True Strange Library

Xeno's strange news awards blog.

NASA used satellite to follow plume left by exploding meteor

20130815-132335.jpg… NASA says sensitive instruments on a satellite allowed them to track the dust plume created by the meteorite that exploded over Russia in February for months.

NASA atmospheric physicist Nick Gorkavyi and his colleagues in Greenbelt, Md., were able to use the satellite data to record a never-before-seen view of the atmospheric aftermath of the explosion of the meteor over the Russian city of Chelyabinsk – coincidentally Gorkavyi’s home town.

That explosion deposited hundreds of tons of dust up in the stratosphere, allowing NASA’s Suomi NPP satellite to gather unprecedented measurements of how the material formed a thin but cohesive and persistent stratospheric dust belt, NASA reported Wednesday.

“We wanted to know if our satellite could detect the meteor dust,” Gorkavyi said. “Indeed, we saw the formation of a new dust belt in Earth’s stratosphere, and achieved the first space-based observation of the long-term evolution of a bolide plume.”

The satellite data showed that four days after the explosion the faster, higher portion of the plume had snaked its way entirely around the Northern Hemisphere and back to Chelyabinsk.

And at least three months later a detectable belt of bolide dust persisted around the planet, the researchers said.

Strange coincidence.

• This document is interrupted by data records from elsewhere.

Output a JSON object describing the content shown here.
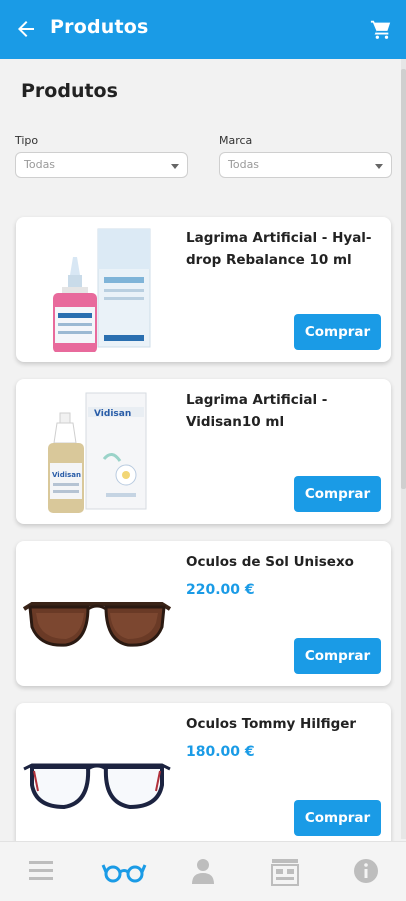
{
  "header": {
    "title": "Produtos"
  },
  "page": {
    "title": "Produtos"
  },
  "filters": {
    "tipo": {
      "label": "Tipo",
      "value": "Todas"
    },
    "marca": {
      "label": "Marca",
      "value": "Todas"
    }
  },
  "products": [
    {
      "name": "Lagrima Artificial - Hyal-drop Rebalance 10 ml",
      "price": "",
      "button": "Comprar",
      "image_icon": "eye-drops-bottle-icon"
    },
    {
      "name": "Lagrima Artificial - Vidisan10 ml",
      "price": "",
      "button": "Comprar",
      "image_icon": "eye-drops-bottle-icon"
    },
    {
      "name": "Oculos de Sol Unisexo",
      "price": "220.00 €",
      "button": "Comprar",
      "image_icon": "sunglasses-icon"
    },
    {
      "name": "Oculos Tommy Hilfiger",
      "price": "180.00 €",
      "button": "Comprar",
      "image_icon": "eyeglasses-icon"
    }
  ],
  "colors": {
    "accent": "#1a9be6",
    "nav_inactive": "#bdbdbd"
  },
  "nav_icons": [
    "menu-icon",
    "glasses-icon",
    "user-icon",
    "store-icon",
    "info-icon"
  ]
}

Are we sure NASA isn’t hurling space rocks as a potential new weapon?

Leave a Reply

Fill in your details below or click an icon to log in: Logo

You are commenting using your account. Log Out / Change )

Twitter picture

You are commenting using your Twitter account. Log Out / Change )

Facebook photo

You are commenting using your Facebook account. Log Out / Change )

Google+ photo

You are commenting using your Google+ account. Log Out / Change )

Connecting to %s


This entry was posted on August 15, 2013 by in Earth, Space.
%d bloggers like this: